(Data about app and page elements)
**********

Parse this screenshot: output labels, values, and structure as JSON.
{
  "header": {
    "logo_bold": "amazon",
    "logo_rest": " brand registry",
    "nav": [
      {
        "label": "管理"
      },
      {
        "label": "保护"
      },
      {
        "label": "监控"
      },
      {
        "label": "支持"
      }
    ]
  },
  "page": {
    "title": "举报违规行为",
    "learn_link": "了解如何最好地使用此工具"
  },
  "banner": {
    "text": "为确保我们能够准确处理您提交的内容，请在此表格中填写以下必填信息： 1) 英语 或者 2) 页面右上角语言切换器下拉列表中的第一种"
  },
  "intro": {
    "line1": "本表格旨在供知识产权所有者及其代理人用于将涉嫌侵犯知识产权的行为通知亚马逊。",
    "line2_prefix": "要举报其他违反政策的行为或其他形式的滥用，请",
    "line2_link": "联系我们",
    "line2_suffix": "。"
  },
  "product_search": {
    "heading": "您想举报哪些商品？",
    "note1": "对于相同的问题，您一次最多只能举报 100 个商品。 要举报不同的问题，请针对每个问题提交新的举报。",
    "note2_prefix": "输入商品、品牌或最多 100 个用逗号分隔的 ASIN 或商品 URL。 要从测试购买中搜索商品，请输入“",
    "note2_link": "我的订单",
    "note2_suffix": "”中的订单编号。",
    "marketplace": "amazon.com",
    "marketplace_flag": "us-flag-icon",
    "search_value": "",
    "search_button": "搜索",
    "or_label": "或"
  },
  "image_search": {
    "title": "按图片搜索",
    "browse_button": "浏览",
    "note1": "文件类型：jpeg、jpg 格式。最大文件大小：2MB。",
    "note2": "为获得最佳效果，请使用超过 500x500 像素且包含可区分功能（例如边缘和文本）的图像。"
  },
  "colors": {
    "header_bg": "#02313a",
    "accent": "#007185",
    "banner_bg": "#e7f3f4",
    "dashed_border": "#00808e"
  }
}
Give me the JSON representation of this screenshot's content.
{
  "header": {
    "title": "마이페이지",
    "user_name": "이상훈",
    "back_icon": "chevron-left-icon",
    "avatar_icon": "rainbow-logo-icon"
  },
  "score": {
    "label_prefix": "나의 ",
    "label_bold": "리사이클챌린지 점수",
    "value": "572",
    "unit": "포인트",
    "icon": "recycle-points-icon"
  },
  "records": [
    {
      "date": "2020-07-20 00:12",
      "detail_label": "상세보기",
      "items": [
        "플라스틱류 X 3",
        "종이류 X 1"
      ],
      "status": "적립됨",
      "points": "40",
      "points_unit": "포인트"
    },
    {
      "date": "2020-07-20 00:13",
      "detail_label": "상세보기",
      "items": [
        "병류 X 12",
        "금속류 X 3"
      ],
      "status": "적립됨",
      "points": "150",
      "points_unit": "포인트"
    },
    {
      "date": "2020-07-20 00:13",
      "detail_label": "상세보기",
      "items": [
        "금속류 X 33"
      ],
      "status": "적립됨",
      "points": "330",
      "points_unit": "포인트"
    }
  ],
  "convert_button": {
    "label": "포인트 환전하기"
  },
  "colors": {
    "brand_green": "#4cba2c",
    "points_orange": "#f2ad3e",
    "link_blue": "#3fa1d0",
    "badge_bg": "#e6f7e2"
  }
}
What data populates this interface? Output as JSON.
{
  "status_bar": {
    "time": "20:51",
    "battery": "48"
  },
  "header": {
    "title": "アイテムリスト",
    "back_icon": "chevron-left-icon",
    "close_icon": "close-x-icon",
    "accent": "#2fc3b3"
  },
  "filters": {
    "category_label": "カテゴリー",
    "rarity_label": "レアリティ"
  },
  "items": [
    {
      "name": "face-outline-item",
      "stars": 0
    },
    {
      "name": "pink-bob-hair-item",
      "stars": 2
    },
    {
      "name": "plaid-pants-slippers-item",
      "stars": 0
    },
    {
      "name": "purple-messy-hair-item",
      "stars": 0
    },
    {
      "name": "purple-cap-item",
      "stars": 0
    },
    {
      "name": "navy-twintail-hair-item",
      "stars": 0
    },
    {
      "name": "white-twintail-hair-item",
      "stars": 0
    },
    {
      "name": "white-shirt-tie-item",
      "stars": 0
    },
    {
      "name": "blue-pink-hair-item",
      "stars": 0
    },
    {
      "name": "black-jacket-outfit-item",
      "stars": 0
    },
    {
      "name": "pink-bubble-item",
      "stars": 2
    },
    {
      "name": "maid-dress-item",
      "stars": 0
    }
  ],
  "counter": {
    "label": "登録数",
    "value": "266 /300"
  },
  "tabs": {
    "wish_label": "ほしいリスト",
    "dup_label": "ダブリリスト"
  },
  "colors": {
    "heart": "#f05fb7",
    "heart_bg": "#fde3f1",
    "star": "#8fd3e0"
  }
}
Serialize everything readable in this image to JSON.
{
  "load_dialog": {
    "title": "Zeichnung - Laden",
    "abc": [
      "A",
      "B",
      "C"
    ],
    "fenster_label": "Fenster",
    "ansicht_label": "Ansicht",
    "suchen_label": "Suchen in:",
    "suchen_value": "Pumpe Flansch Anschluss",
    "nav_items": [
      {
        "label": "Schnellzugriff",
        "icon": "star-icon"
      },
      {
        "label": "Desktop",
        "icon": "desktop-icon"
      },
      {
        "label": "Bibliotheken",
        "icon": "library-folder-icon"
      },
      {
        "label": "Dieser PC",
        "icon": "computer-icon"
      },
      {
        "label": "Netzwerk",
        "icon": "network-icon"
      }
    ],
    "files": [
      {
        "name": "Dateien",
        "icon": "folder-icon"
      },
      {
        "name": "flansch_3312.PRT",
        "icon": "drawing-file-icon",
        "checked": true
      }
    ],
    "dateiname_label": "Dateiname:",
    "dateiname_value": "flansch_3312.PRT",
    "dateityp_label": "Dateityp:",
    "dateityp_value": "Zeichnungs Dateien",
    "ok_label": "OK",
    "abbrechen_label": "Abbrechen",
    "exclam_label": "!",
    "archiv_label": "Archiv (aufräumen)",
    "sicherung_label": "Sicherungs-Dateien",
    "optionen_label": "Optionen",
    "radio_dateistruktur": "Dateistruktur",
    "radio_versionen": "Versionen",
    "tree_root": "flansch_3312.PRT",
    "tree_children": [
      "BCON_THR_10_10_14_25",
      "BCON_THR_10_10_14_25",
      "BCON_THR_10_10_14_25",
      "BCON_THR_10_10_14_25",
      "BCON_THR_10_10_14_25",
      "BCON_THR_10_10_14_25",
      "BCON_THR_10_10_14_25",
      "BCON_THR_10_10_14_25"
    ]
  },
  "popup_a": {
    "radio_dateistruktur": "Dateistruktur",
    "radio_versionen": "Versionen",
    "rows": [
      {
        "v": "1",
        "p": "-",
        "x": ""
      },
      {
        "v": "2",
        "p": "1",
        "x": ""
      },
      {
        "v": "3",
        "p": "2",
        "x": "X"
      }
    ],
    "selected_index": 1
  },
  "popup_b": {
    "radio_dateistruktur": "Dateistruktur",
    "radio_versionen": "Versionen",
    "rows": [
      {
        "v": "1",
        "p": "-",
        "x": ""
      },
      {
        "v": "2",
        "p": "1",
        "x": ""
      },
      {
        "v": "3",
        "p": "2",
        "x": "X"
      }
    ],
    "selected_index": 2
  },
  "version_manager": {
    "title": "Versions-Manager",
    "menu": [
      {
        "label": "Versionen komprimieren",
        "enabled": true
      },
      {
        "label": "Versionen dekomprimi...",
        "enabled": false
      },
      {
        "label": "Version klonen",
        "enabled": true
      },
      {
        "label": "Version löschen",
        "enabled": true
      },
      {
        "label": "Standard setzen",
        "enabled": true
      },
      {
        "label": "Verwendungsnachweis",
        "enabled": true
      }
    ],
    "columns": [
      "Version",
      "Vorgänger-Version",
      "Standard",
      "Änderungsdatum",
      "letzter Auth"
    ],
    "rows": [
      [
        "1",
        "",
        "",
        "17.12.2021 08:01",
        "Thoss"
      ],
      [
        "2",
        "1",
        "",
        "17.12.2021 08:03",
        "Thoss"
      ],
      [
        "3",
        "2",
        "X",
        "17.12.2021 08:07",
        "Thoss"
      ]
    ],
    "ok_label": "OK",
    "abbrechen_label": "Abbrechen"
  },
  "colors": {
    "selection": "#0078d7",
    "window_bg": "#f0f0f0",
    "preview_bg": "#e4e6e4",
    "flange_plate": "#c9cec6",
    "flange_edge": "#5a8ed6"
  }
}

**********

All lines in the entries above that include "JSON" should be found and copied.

Answer section:
Parse this screenshot: output labels, values, and structure as JSON.
Give me the JSON representation of this screenshot's content.
What data populates this interface? Output as JSON.
Serialize everything readable in this image to JSON.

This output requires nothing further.